» EXERCISE PROMPT:
When a line of the entries contains "scene", please list that line.

» MATERIAL SHOWN:
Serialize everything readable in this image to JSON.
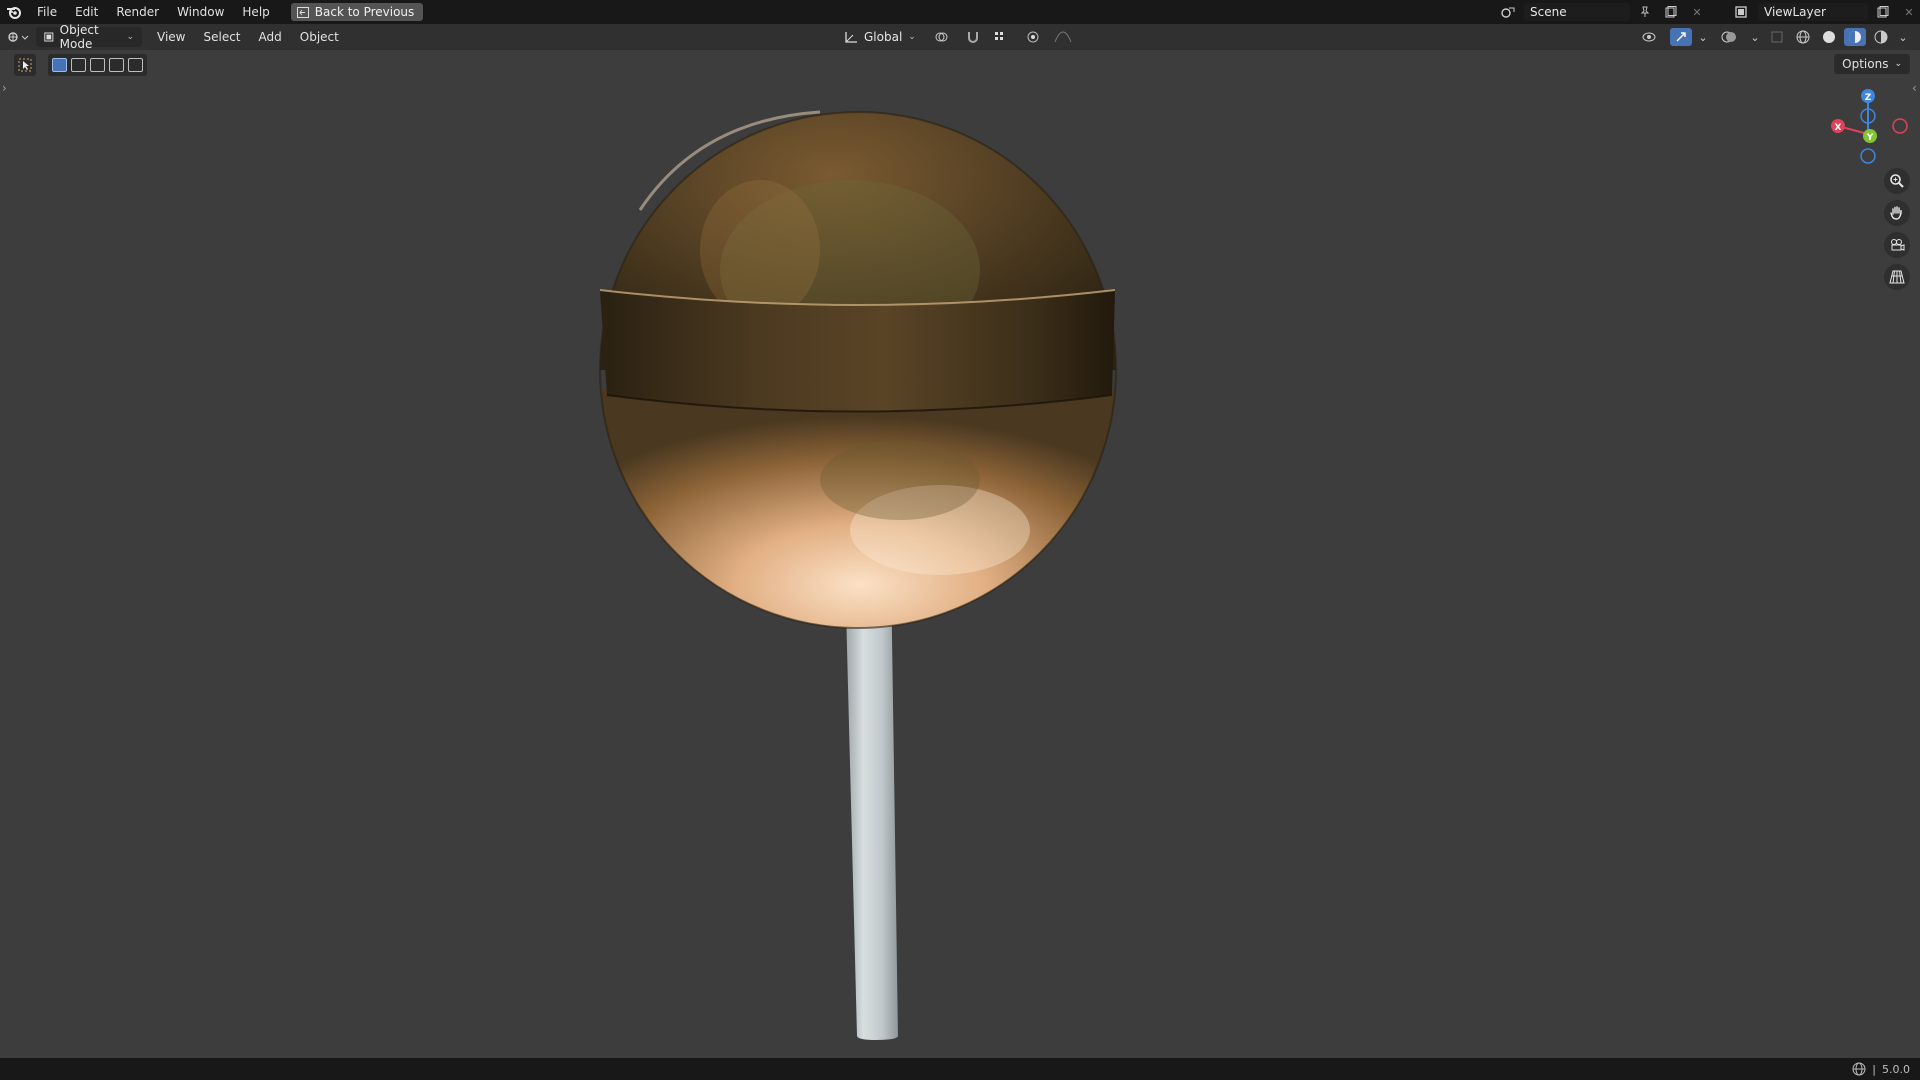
{
  "menus": [
    "File",
    "Edit",
    "Render",
    "Window",
    "Help"
  ],
  "back_button": "Back to Previous",
  "scene": "Scene",
  "view_layer": "ViewLayer",
  "mode": "Object Mode",
  "header_menus": [
    "View",
    "Select",
    "Add",
    "Object"
  ],
  "transform_orientation": "Global",
  "options_label": "Options",
  "gizmo": {
    "x": "X",
    "y": "Y",
    "z": "Z"
  },
  "version": "5.0.0",
  "colors": {
    "x_axis": "#e0415b",
    "y_axis": "#84c334",
    "z_axis": "#3f86e0",
    "active": "#4772b3"
  },
  "icons": [
    "blender-logo-icon",
    "back-icon",
    "scene-icon",
    "pin-icon",
    "new-scene-icon",
    "close-icon",
    "view-layer-icon",
    "editor-type-icon",
    "object-mode-icon",
    "orientation-icon",
    "pivot-icon",
    "snap-icon",
    "proportional-icon",
    "visibility-icon",
    "gizmo-icon",
    "overlay-icon",
    "xray-icon",
    "wireframe-icon",
    "solid-icon",
    "material-icon",
    "rendered-icon",
    "zoom-icon",
    "pan-icon",
    "camera-icon",
    "perspective-icon",
    "network-icon"
  ]
}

» TASK OUTPUT:
  "scene": "Scene",
    "scene-icon",
    "new-scene-icon",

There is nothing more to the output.